President Obama violated the Constitution by pursuing war against Libya without a Constitutionally-required authorization for the use of military force or declaration of war from Congress. His actions, and now his policy recitations, set the stage for more interventions, presumably in Syria and Iran. His recounting of the reasons for U.S. intervention in Libya is at odds with the facts. There was no clear evidence of an impending massacre in Libya. There was menacing rhetoric and a violent government put-down of an armed insurrection which may have been joined by some with legitimate non-violent aspirations. No one can justify the actions of any parties to this conflict. In any case, discretion requires leaders to move with the utmost care in developing military responses to rhetoric and similar care to intervention in a civil war.
Dean Baker: Can the Greek People Teach the ECB Economics?
If the European Central Bank does not ease up on its austerity policies, it may push the heavily indebted countries into a downward economic spiral.

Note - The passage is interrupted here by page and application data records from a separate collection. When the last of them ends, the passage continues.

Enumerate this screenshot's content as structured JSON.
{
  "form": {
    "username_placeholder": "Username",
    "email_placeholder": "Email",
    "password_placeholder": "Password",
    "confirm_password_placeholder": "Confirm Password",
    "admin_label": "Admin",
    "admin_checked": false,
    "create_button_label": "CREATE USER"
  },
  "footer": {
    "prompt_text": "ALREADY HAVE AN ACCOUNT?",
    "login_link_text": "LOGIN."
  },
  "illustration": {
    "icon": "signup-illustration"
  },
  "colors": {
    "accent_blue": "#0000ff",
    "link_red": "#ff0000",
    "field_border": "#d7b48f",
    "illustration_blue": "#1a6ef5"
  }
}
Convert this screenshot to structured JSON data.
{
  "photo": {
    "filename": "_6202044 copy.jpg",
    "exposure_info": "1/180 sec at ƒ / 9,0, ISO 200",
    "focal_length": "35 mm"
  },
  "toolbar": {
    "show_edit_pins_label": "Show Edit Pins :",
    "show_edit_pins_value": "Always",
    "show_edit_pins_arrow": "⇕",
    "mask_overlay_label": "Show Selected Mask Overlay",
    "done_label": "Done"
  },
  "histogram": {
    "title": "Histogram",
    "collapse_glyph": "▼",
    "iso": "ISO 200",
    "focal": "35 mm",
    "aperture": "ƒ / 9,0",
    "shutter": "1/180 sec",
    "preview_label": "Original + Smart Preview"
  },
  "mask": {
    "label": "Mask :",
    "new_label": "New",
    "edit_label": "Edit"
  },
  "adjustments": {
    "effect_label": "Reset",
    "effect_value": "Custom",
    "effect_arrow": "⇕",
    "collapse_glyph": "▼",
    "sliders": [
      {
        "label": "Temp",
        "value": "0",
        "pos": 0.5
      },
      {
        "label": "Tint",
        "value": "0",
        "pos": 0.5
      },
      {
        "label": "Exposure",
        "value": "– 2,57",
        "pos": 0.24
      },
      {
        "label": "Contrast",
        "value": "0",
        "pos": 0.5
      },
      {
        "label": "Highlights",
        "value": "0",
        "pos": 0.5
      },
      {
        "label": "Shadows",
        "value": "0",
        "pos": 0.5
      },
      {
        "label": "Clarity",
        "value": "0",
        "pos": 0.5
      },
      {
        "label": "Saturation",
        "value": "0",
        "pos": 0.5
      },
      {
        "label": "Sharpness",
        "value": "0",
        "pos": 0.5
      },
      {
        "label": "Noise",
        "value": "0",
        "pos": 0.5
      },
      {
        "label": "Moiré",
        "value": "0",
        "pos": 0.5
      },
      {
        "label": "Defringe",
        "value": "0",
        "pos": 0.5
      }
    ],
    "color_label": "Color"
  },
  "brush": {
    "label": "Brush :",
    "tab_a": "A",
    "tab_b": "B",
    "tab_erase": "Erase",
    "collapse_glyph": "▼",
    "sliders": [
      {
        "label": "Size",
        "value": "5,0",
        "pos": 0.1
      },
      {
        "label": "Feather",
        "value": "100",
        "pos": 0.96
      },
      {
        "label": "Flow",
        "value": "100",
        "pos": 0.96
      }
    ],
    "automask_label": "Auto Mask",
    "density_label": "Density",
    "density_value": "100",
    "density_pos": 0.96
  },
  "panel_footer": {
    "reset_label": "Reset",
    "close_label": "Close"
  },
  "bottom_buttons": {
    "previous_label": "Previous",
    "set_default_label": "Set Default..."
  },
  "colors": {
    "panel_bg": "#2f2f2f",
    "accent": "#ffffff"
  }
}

There is an old maxim that in any bureaucracy people will always rise to the level of their incompetence. This certainly seems to be the case with the European Central Bank (ECB). After totally ignoring the build-up of dangerous housing bubbles in most euro zone countries, as well as the imbalances that supported these bubbles, the ECB now seems intent on punishing the people in many of these countries for its mistakes.
This is the likely result of the policies that it is now pursuing, whether or not this is the intention. The insistence that the heavily indebted countries in the euro zone – Greece, Ireland, Portugal and Spain – pay off their debt in full will inevitably lead to years of high unemployment in these countries and trillions of dollars of lost output throughout the euro zone as a whole. The budget cuts demanded of these countries will force large reductions in pensions and other social supports at a time when macroeconomic policies ensure that few jobs are available.
Joe Conason: The Gingrich Style
It is hard to see why anyone was surprised by Newt Gingrich’s self-ignited implosion in the earliest hours of his presidential candidacy. The career of the former House speaker and Georgia congressman is practically bursting with proof that he suffers from chronic paranoid hysteria-a condition that has done more to advance than diminish his status among conservatives.
They loved him until he aimed his vitriol against one of their own, House Budget Chairman Paul Ryan, deriding the Wisconsin Republican’s plan to gut Medicare as “right-wing social engineering.”
Inundated by denunciations from every quarter of his party and movement, Gingrich swiftly backtracked and apologized and tried to blame the media. But his former fans are perhaps beginning to realize what most Americans understood about him years ago-that he is wholly untrustworthy and unfit for leadership.